| || ||Intussusception |
| || ||Pseudo-obstruction |
TABLE 83-2Key Features of Ileus and Mechanical Bowel Obstruction |Favorite Table|Download (.pdf) TABLE 83-2 Key Features of Ileus and Mechanical Bowel Obstruction
| ||Ileus ||Bowel Obstruction |
|Pain ||Mild to moderate ||Moderate to severe |
|Location ||Diffuse ||May localize |
|Physical examination ||Mild distention, ± tenderness, decreased bowel sounds ||Mild distention, tenderness, high-pitched bowel sounds |
|Laboratory ||Possible dehydration ||Leukocytosis |
|Imaging ||May be normal ||Abnormal |
|Treatment ||Observation, hydration ||Nasogastric tube, surgery |
Both large and small intestines may be obstructed by various pathologic processes (Table 83-1). Extrinsic, intrinsic, or intraluminal processes precipitate mechanical obstruction.

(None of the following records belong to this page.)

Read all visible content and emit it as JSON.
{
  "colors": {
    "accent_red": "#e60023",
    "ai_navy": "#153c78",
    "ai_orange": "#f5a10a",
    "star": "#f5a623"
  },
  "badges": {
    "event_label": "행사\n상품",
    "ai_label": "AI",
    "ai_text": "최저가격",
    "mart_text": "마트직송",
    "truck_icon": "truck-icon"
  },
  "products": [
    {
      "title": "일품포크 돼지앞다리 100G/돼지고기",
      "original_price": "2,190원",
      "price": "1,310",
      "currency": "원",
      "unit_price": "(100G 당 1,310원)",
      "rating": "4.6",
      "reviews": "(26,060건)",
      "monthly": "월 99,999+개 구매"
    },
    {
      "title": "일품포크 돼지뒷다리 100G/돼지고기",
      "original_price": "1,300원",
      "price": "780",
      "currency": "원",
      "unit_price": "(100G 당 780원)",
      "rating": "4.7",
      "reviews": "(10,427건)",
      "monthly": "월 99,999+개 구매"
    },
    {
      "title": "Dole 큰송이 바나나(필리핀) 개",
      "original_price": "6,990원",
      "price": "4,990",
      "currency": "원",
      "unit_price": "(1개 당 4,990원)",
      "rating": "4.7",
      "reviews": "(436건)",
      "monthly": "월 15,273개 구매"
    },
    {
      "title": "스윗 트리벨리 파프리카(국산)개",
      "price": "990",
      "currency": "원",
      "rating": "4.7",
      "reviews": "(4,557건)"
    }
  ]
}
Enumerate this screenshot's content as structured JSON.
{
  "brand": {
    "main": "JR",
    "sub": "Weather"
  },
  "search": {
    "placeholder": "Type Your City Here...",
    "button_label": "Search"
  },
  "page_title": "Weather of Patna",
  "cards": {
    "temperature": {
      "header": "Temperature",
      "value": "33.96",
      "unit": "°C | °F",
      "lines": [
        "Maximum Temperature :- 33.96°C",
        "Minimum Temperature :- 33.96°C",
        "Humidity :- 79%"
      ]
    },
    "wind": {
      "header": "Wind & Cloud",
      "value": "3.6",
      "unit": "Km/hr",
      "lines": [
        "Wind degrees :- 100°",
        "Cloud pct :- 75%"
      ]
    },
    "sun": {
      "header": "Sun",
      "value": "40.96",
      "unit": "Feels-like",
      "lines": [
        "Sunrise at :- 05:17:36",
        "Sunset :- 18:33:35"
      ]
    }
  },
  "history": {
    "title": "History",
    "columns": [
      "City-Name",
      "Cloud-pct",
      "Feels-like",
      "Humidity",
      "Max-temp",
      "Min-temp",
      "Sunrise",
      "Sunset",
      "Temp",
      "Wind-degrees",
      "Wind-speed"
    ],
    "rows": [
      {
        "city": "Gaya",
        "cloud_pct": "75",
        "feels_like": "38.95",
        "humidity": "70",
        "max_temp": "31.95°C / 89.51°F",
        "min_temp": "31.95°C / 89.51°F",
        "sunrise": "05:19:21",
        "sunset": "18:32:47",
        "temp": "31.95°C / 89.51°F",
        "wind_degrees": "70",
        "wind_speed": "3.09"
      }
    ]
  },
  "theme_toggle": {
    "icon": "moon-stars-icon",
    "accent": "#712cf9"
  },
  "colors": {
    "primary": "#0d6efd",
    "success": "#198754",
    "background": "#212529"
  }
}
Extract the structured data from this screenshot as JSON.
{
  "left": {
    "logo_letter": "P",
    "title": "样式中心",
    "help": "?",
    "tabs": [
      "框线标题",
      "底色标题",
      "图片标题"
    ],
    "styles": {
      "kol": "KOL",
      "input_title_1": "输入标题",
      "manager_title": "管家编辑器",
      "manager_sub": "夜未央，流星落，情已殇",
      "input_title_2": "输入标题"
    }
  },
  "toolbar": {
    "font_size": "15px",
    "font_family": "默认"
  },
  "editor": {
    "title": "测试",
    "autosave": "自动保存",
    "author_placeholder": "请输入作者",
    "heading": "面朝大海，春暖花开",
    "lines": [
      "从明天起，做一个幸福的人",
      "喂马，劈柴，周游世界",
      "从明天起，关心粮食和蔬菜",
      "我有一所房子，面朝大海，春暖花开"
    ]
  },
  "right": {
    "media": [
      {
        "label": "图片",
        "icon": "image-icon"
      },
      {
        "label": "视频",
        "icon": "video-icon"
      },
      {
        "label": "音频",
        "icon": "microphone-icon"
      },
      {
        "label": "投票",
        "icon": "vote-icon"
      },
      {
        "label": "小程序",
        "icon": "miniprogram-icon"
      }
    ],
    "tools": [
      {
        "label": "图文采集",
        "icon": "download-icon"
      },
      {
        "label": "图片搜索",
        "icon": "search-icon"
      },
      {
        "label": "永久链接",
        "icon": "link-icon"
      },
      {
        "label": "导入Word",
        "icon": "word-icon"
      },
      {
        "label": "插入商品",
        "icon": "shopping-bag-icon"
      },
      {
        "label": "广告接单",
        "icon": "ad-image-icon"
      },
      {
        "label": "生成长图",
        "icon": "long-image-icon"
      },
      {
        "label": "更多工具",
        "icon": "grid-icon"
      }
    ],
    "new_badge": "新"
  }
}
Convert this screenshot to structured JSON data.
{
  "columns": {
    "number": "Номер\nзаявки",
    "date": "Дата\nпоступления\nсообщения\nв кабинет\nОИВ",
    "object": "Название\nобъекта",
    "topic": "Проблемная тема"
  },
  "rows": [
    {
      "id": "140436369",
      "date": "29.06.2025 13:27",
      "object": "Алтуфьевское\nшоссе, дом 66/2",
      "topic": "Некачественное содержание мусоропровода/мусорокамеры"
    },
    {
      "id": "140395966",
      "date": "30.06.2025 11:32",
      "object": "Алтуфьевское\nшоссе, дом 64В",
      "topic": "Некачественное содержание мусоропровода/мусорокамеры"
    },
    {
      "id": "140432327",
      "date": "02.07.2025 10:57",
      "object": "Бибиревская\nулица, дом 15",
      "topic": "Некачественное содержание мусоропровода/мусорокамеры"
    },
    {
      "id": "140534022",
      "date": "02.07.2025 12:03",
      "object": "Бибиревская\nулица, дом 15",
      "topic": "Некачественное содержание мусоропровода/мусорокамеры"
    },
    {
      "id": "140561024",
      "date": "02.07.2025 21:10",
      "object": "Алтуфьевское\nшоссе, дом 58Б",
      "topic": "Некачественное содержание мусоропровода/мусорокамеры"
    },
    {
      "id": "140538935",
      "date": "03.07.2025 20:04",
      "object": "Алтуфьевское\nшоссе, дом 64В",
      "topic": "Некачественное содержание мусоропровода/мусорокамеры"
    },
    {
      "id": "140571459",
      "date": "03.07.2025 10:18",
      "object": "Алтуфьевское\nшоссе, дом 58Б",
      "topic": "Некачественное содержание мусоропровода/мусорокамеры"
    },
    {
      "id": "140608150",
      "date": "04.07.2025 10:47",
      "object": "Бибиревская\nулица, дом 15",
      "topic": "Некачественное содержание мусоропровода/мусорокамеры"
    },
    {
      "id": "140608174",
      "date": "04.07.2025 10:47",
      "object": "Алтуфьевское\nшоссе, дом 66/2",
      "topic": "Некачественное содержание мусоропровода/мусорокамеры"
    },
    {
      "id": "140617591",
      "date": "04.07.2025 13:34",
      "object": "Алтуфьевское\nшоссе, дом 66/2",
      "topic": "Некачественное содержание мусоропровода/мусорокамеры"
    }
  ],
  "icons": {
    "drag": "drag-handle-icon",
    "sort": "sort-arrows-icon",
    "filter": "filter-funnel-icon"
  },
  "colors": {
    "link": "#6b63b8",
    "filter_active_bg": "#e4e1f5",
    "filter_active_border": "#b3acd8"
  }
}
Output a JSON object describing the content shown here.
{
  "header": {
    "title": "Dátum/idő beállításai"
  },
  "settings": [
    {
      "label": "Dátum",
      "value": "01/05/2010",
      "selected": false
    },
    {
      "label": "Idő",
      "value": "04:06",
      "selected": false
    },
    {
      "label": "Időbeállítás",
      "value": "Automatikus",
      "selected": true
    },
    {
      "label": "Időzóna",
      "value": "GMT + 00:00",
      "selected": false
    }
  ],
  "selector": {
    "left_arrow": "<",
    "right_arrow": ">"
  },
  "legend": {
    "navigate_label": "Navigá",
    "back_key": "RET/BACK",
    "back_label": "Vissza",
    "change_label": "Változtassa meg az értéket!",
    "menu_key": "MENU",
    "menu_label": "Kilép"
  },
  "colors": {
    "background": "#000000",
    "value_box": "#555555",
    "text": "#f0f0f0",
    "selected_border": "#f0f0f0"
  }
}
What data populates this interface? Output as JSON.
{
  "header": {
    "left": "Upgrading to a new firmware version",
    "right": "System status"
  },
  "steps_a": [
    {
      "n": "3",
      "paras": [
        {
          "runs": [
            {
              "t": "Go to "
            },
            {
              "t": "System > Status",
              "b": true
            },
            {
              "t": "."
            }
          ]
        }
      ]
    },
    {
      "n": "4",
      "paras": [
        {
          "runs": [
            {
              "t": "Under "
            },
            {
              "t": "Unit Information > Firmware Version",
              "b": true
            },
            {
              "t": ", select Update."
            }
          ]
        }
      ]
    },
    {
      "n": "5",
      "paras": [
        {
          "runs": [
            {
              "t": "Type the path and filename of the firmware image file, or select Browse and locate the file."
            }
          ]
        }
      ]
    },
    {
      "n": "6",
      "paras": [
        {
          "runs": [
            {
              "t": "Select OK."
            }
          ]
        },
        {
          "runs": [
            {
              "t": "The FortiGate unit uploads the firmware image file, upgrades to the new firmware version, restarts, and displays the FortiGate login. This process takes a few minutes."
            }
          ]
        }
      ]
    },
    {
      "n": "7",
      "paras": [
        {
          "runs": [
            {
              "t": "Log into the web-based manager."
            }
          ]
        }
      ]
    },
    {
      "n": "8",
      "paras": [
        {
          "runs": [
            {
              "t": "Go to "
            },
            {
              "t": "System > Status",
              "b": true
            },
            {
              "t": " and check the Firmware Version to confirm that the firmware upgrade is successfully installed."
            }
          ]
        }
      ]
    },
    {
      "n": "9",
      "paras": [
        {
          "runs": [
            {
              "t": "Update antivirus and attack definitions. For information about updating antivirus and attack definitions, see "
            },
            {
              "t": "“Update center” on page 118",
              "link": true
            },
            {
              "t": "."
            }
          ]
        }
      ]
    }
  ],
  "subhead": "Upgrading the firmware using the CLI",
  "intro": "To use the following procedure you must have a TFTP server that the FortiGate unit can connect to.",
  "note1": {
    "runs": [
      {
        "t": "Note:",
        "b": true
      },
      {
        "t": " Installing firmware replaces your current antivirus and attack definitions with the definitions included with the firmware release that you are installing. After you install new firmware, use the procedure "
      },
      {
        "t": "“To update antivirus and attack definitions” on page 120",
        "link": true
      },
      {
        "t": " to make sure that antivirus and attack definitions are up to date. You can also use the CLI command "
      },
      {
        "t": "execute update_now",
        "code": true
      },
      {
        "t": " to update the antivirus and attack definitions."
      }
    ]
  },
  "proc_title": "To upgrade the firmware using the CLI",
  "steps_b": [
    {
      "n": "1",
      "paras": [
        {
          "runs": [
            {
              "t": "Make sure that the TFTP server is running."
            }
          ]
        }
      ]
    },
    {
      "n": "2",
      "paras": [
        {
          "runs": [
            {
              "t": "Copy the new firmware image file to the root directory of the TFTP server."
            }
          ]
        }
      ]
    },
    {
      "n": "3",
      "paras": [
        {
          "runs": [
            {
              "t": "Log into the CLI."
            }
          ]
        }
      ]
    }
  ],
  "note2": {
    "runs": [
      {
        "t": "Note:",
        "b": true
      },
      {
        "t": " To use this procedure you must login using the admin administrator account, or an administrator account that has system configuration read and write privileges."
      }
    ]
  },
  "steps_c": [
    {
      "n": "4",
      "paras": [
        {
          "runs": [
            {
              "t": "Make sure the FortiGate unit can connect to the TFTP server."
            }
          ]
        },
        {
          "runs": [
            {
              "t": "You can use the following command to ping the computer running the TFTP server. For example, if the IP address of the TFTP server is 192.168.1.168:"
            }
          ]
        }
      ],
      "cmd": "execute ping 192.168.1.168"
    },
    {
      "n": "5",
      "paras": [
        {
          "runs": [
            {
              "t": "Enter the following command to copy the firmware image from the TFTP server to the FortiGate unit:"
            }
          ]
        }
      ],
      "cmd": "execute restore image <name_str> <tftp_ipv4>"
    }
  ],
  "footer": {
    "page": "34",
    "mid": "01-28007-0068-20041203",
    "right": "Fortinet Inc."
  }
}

Differentiating small bowel obstruction from large bowel obstruction is important, because the incidence, clinical presentation, evaluation, and treatment vary depending on the anatomic site of obstruction. Intestinal pseudo-obstruction (Ogilvie’s syndrome) may mimic bowel obstruction.1
Normal bowel contains gas as well as gastric secretions and food. Intraluminal accumulation of gastric, biliary, and pancreatic secretions continues even if there is no oral intake. As obstruction develops, the bowel becomes congested and intestinal contents fail to be absorbed. Vomiting and decreased oral intake follow. The combination of decreased absorption, vomiting, and reduced intake leads to volume depletion with hemoconcentration and electrolyte imbalance and may lead to renal failure or shock.
Bowel distention often accompanies mechanical obstruction. Distention is due to the accumulation of fluids in the bowel lumen, an increase in intraluminal pressure with enhanced peristaltic contractions, and air swallowing. When intraluminal pressure exceeds capillary and venous pressure in the bowel wall, absorption and lymphatic drainage decrease, the bowel becomes ischemic, and septicemia and bowel necrosis can develop. Shock ensues rapidly. Mortality is high if bowel obstruction has progressed to this degree. This sequence of events may occur more rapidly in a closed-loop obstruction with no proximal escape for bowel contents. Examples of closed-loop obstruction include an incarcerated hernia and complete colon obstruction in the presence of a closed ileocecal valve.
Small bowel obstruction accounts for most bowel obstructions. ...